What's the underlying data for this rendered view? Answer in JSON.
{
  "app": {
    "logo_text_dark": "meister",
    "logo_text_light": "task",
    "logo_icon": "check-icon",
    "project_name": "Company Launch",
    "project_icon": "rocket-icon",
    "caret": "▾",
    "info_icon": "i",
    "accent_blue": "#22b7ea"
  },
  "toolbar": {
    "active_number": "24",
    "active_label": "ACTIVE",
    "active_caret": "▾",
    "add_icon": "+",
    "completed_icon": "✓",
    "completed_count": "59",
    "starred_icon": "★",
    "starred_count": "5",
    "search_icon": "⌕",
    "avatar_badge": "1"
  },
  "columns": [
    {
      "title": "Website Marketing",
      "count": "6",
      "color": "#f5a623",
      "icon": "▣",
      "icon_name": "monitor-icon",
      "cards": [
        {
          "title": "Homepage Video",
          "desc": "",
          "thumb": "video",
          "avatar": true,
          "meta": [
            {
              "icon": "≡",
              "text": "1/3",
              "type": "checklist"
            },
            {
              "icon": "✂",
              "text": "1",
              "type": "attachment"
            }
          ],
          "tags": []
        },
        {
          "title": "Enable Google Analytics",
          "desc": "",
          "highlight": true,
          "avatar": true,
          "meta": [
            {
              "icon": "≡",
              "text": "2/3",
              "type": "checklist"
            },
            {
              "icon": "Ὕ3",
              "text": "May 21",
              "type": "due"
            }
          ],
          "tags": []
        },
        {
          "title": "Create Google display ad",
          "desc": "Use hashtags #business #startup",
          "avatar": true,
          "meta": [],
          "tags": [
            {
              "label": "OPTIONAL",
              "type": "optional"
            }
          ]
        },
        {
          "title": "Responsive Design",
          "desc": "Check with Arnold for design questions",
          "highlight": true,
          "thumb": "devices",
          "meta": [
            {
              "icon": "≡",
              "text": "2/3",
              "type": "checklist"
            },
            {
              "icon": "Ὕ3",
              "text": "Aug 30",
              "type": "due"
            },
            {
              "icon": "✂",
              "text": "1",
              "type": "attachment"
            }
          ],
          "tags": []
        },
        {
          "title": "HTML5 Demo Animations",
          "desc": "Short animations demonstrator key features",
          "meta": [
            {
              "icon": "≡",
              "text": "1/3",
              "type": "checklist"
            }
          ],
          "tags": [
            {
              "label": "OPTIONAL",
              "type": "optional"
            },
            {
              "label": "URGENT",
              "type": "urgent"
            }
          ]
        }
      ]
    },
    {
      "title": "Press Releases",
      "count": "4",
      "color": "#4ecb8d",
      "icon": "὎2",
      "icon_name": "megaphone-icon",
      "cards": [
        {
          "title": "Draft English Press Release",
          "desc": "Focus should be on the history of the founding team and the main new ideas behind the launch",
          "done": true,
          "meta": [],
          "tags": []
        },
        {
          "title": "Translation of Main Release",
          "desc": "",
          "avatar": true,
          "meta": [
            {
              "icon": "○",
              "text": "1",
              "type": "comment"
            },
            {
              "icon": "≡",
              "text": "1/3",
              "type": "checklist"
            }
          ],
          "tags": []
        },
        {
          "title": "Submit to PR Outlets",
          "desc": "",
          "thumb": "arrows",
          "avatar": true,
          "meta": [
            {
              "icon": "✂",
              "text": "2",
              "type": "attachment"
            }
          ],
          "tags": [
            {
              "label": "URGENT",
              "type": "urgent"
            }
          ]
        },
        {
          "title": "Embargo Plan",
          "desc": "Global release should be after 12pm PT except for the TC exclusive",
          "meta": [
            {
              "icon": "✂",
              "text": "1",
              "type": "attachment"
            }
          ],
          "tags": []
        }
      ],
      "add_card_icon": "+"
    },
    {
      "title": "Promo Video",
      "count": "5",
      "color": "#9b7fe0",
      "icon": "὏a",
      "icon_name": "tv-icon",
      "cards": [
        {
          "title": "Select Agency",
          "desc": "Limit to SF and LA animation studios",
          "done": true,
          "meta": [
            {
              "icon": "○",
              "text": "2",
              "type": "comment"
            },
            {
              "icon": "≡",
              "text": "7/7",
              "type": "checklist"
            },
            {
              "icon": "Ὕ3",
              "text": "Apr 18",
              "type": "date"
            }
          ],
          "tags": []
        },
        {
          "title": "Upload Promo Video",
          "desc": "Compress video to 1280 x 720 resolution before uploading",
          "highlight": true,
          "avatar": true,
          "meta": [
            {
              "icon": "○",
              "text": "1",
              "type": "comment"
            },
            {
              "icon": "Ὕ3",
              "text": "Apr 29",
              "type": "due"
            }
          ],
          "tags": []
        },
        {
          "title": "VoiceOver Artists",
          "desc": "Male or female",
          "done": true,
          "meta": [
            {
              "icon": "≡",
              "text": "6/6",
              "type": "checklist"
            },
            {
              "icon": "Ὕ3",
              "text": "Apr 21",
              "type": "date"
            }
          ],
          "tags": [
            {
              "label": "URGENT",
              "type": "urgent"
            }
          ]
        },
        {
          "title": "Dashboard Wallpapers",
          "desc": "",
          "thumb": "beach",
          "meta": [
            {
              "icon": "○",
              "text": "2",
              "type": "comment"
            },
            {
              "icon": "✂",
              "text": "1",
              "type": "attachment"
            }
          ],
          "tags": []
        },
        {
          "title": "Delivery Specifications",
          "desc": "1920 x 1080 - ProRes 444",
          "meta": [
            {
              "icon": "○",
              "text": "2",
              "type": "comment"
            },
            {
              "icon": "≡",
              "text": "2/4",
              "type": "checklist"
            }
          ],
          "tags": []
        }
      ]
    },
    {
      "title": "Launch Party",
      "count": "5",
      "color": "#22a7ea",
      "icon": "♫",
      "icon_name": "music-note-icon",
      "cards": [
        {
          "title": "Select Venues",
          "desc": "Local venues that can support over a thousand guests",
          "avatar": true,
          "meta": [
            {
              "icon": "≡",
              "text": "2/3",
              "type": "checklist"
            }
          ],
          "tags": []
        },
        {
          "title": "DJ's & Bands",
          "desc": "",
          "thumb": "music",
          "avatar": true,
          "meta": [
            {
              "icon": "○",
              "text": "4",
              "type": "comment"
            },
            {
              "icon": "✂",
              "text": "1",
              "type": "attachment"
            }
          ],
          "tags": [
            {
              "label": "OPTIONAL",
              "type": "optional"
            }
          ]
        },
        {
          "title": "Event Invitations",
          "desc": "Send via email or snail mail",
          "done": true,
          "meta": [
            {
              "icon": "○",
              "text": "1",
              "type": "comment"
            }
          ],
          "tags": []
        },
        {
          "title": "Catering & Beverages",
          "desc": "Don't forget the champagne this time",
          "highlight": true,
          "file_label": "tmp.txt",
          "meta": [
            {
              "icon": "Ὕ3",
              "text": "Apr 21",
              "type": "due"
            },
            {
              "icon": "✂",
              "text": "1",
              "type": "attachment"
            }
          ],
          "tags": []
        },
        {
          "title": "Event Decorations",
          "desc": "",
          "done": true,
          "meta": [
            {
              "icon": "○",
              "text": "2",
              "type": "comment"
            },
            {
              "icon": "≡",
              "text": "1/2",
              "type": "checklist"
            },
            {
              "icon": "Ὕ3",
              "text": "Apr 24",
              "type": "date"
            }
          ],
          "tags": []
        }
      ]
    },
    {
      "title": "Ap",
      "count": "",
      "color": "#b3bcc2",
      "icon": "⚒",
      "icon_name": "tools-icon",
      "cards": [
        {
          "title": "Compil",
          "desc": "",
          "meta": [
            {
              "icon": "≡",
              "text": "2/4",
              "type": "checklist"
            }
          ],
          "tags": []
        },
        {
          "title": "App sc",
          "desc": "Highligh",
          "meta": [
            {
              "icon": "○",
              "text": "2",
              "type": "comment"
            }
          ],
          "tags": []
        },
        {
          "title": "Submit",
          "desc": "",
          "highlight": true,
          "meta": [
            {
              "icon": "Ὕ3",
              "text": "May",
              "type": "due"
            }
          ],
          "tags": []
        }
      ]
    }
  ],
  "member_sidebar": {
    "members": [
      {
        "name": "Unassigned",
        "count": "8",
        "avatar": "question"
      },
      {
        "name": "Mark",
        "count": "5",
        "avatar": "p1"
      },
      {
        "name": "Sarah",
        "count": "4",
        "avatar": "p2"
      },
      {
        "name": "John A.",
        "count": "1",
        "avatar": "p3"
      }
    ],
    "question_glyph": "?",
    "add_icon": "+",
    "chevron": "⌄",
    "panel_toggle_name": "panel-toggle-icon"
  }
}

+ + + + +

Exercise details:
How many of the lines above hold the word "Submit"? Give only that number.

Answer box:
2